Gas prices have been consistently climbing across the country, up 46 cents per gallon in the past month and 20 cents higher than they were a year ago today. The pain at the pump appears to be on everyone’s front burner, except in Washington, D.C., where all the attention is on the $85 billion in budget cuts that will take effect next week.
Although the federal government does not have a silver bullet remedy to lower gas prices to $2 per gallon, there are actions that Congress and the Obama Administration can take to allow for more domestic oil production, which would increase supply to offset rising demand and increase America’s percentage of the world’s total production to help minimize supply shocks.
A number of factors are contributing to rising prices. Over two-thirds of a gallon of gasoline comes from the price of oil, which is set on the global level. Developing countries are using more oil and China and India are also using more oil as they continue rapid economic growth. A weaker dollar means it takes more money to buy the same amount of oil.
The Organization of the Petroleum Exporting Countries (OPEC) have agreed to cut output and are producing 700,000 barrels of oil per day less than they were a year ago. The mere threat of a supply shock as a result of political unrest in Iran, Iraq, Israel, Libya, and Syria is driving up the price.
Domestically, refineries in some regions of the country have temporarily closed for maintenance to switch to required summer blends that evaporate fewer emissions into the atmosphere under warmer temperatures. Further, a weaker dollar means it takes more money to buy the same amount of oil.
Despite the high gas prices, the reality is—it could be worse. Without the dramatic increase in oil production on state and private lands, prices would be higher and the American economic situation would be grimmer. In just the past few years, unconventional oil and gas operations have generated over 1.75 million jobs.
But there’s more the U.S. could be doing to increase oil supplies that will create jobs, increase economic growth, and raise government revenue—without raising taxes. Approving the Keystone XL Pipeline would result in 830,000 barrels of oil per day (more than OPEC cut its production) coming from Canada to Gulf Coast refineries.
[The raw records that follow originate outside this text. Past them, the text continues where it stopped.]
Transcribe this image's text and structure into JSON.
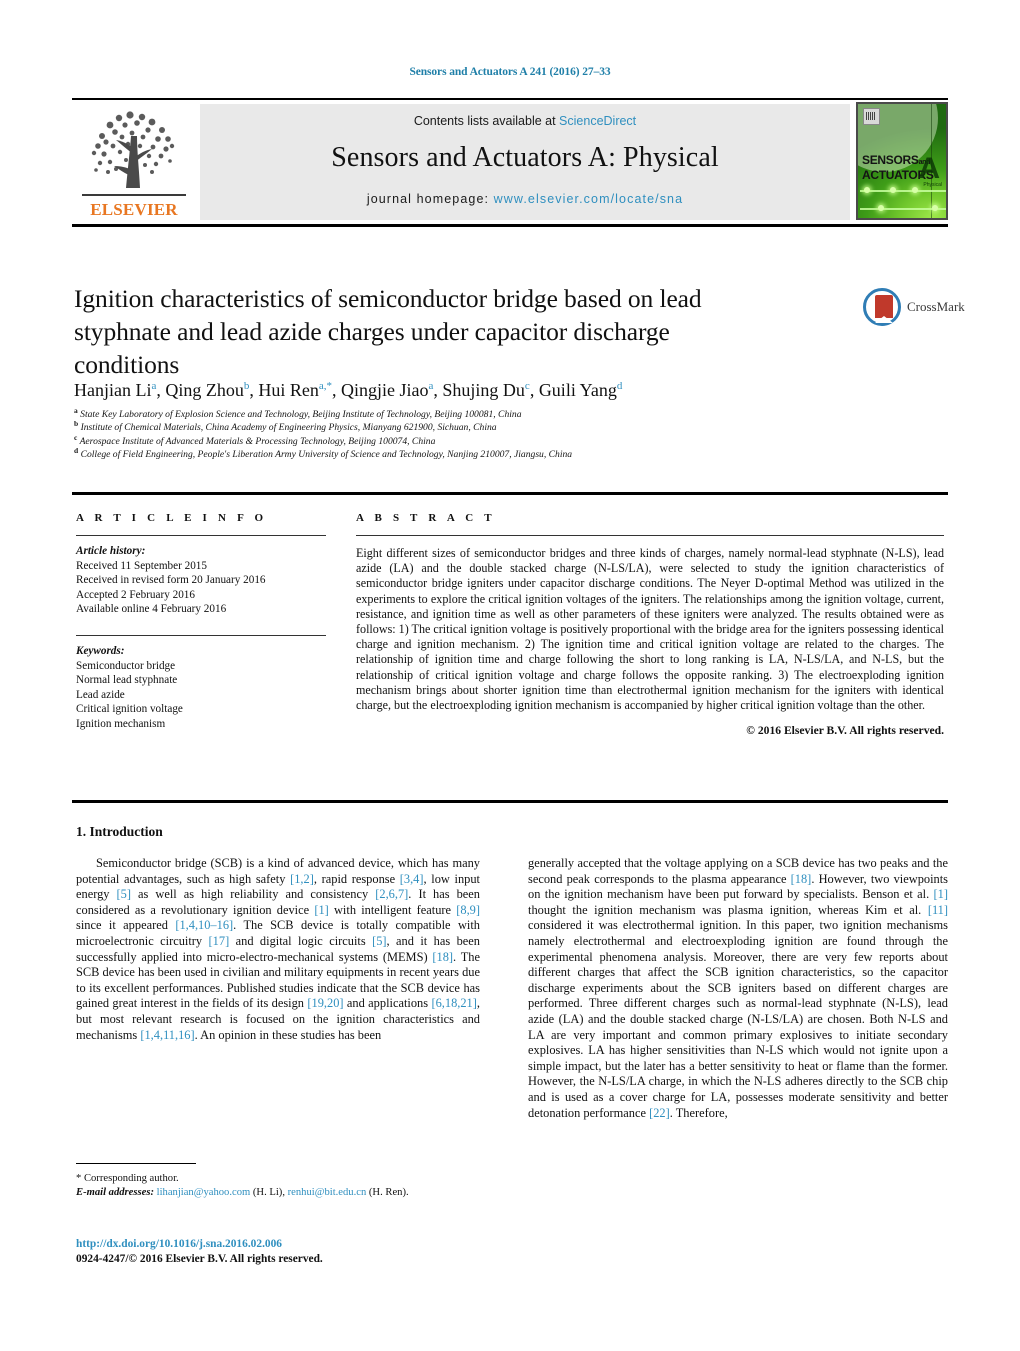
{
  "running_head": "Sensors and Actuators A 241 (2016) 27–33",
  "masthead": {
    "contents_prefix": "Contents lists available at ",
    "sciencedirect": "ScienceDirect",
    "journal_title": "Sensors and Actuators A: Physical",
    "homepage_label": "journal homepage: ",
    "homepage_url": "www.elsevier.com/locate/sna",
    "publisher_logo_text": "ELSEVIER",
    "cover": {
      "line1": "SENSORS",
      "and": "and",
      "line2": "ACTUATORS",
      "letter": "A",
      "sub": "Physical"
    }
  },
  "article": {
    "title": "Ignition characteristics of semiconductor bridge based on lead styphnate and lead azide charges under capacitor discharge conditions",
    "crossmark_label": "CrossMark",
    "authors": [
      {
        "name": "Hanjian Li",
        "marks": "a"
      },
      {
        "name": "Qing Zhou",
        "marks": "b"
      },
      {
        "name": "Hui Ren",
        "marks": "a,*"
      },
      {
        "name": "Qingjie Jiao",
        "marks": "a"
      },
      {
        "name": "Shujing Du",
        "marks": "c"
      },
      {
        "name": "Guili Yang",
        "marks": "d"
      }
    ],
    "affiliations": [
      {
        "mark": "a",
        "text": "State Key Laboratory of Explosion Science and Technology, Beijing Institute of Technology, Beijing 100081, China"
      },
      {
        "mark": "b",
        "text": "Institute of Chemical Materials, China Academy of Engineering Physics, Mianyang 621900, Sichuan, China"
      },
      {
        "mark": "c",
        "text": "Aerospace Institute of Advanced Materials & Processing Technology, Beijing 100074, China"
      },
      {
        "mark": "d",
        "text": "College of Field Engineering, People's Liberation Army University of Science and Technology, Nanjing 210007, Jiangsu, China"
      }
    ]
  },
  "article_info": {
    "heading": "A R T I C L E   I N F O",
    "history_label": "Article history:",
    "history": [
      "Received 11 September 2015",
      "Received in revised form 20 January 2016",
      "Accepted 2 February 2016",
      "Available online 4 February 2016"
    ],
    "keywords_label": "Keywords:",
    "keywords": [
      "Semiconductor bridge",
      "Normal lead styphnate",
      "Lead azide",
      "Critical ignition voltage",
      "Ignition mechanism"
    ]
  },
  "abstract": {
    "heading": "A B S T R A C T",
    "text": "Eight different sizes of semiconductor bridges and three kinds of charges, namely normal-lead styphnate (N-LS), lead azide (LA) and the double stacked charge (N-LS/LA), were selected to study the ignition characteristics of semiconductor bridge igniters under capacitor discharge conditions. The Neyer D-optimal Method was utilized in the experiments to explore the critical ignition voltages of the igniters. The relationships among the ignition voltage, current, resistance, and ignition time as well as other parameters of these igniters were analyzed. The results obtained were as follows: 1) The critical ignition voltage is positively proportional with the bridge area for the igniters possessing identical charge and ignition mechanism. 2) The ignition time and critical ignition voltage are related to the charges. The relationship of ignition time and charge following the short to long ranking is LA, N-LS/LA, and N-LS, but the relationship of critical ignition voltage and charge follows the opposite ranking. 3) The electroexploding ignition mechanism brings about shorter ignition time than electrothermal ignition mechanism for the igniters with identical charge, but the electroexploding ignition mechanism is accompanied by higher critical ignition voltage than the other.",
    "copyright": "© 2016 Elsevier B.V. All rights reserved."
  },
  "body": {
    "section_heading": "1.  Introduction",
    "left_paragraph_parts": [
      {
        "t": "Semiconductor bridge (SCB) is a kind of advanced device, which has many potential advantages, such as high safety ",
        "r": false
      },
      {
        "t": "[1,2]",
        "r": true
      },
      {
        "t": ", rapid response ",
        "r": false
      },
      {
        "t": "[3,4]",
        "r": true
      },
      {
        "t": ", low input energy ",
        "r": false
      },
      {
        "t": "[5]",
        "r": true
      },
      {
        "t": " as well as high reliability and consistency ",
        "r": false
      },
      {
        "t": "[2,6,7]",
        "r": true
      },
      {
        "t": ". It has been considered as a revolutionary ignition device ",
        "r": false
      },
      {
        "t": "[1]",
        "r": true
      },
      {
        "t": " with intelligent feature ",
        "r": false
      },
      {
        "t": "[8,9]",
        "r": true
      },
      {
        "t": " since it appeared ",
        "r": false
      },
      {
        "t": "[1,4,10–16]",
        "r": true
      },
      {
        "t": ". The SCB device is totally compatible with microelectronic circuitry ",
        "r": false
      },
      {
        "t": "[17]",
        "r": true
      },
      {
        "t": " and digital logic circuits ",
        "r": false
      },
      {
        "t": "[5]",
        "r": true
      },
      {
        "t": ", and it has been successfully applied into micro-electro-mechanical systems (MEMS) ",
        "r": false
      },
      {
        "t": "[18]",
        "r": true
      },
      {
        "t": ". The SCB device has been used in civilian and military equipments in recent years due to its excellent performances. Published studies indicate that the SCB device has gained great interest in the fields of its design ",
        "r": false
      },
      {
        "t": "[19,20]",
        "r": true
      },
      {
        "t": " and applications ",
        "r": false
      },
      {
        "t": "[6,18,21]",
        "r": true
      },
      {
        "t": ", but most relevant research is focused on the ignition characteristics and mechanisms ",
        "r": false
      },
      {
        "t": "[1,4,11,16]",
        "r": true
      },
      {
        "t": ". An opinion in these studies has been",
        "r": false
      }
    ],
    "right_paragraph_parts": [
      {
        "t": "generally accepted that the voltage applying on a SCB device has two peaks and the second peak corresponds to the plasma appearance ",
        "r": false
      },
      {
        "t": "[18]",
        "r": true
      },
      {
        "t": ". However, two viewpoints on the ignition mechanism have been put forward by specialists. Benson et al. ",
        "r": false
      },
      {
        "t": "[1]",
        "r": true
      },
      {
        "t": " thought the ignition mechanism was plasma ignition, whereas Kim et al. ",
        "r": false
      },
      {
        "t": "[11]",
        "r": true
      },
      {
        "t": " considered it was electrothermal ignition. In this paper, two ignition mechanisms namely electrothermal and electroexploding ignition are found through the experimental phenomena analysis. Moreover, there are very few reports about different charges that affect the SCB ignition characteristics, so the capacitor discharge experiments about the SCB igniters based on different charges are performed. Three different charges such as normal-lead styphnate (N-LS), lead azide (LA) and the double stacked charge (N-LS/LA) are chosen. Both N-LS and LA are very important and common primary explosives to initiate secondary explosives. LA has higher sensitivities than N-LS which would not ignite upon a simple impact, but the later has a better sensitivity to heat or flame than the former. However, the N-LS/LA charge, in which the N-LS adheres directly to the SCB chip and is used as a cover charge for LA, possesses moderate sensitivity and better detonation performance ",
        "r": false
      },
      {
        "t": "[22]",
        "r": true
      },
      {
        "t": ". Therefore,",
        "r": false
      }
    ]
  },
  "footnote": {
    "corresponding": "* Corresponding author.",
    "email_label": "E-mail addresses:",
    "email1": "lihanjian@yahoo.com",
    "email1_who": "(H. Li),",
    "email2": "renhui@bit.edu.cn",
    "email2_who": "(H. Ren)."
  },
  "doi_block": {
    "doi": "http://dx.doi.org/10.1016/j.sna.2016.02.006",
    "issn_line": "0924-4247/© 2016 Elsevier B.V. All rights reserved."
  },
  "colors": {
    "link": "#2f8fbf",
    "elsevier_orange": "#E87722",
    "rule": "#000000"
  }
}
The United States is the only country in the world that has placed a majority of its territorial waters off-limits to oil exploration. Congress should lift the ban on exploration in the eastern Gulf of Mexico and the Atlantic and Pacific coasts, and should conduct more lease sales off Alaska’s coasts.
Another obvious area in which to expand oil production is in Alaska’s Arctic National Wildlife Refuge (ANWR), where an estimated 10.4 billion barrels of oil lie beneath a few thousand acres that can be accessed with minimal environmental impact. Congress should require the Secretary of the Interior to conduct lease sales if a commercial interest exists to explore and drill.
Oil shale production in the U.S. could be a global game-changer for oil production. The U.S. holds the largest known reserves of oil shale in the world. According to the Bureau of Land Management, the U.S. has more than five times the proven reserves of oil in Saudi Arabia. Although not technologically or commercially viable yet, the Obama Administration has backpedaled on oil shale development by applying new regulations, unworkable time frames, and significantly reducing the land available for research and development leases.
The most effective response to oil price spikes and high prices at the pump is to allow markets to work. Regrettably, government restrictions and regulations impede the market’s effectiveness in responding to changes in oil prices. The economic gains from energy production over the past few years have been undeniably encouraging. What’s happening on state and private lands should be the model for the energy and economic potential we can realize on federal lands. Congress and the Administration should set the framework to allow it to happen.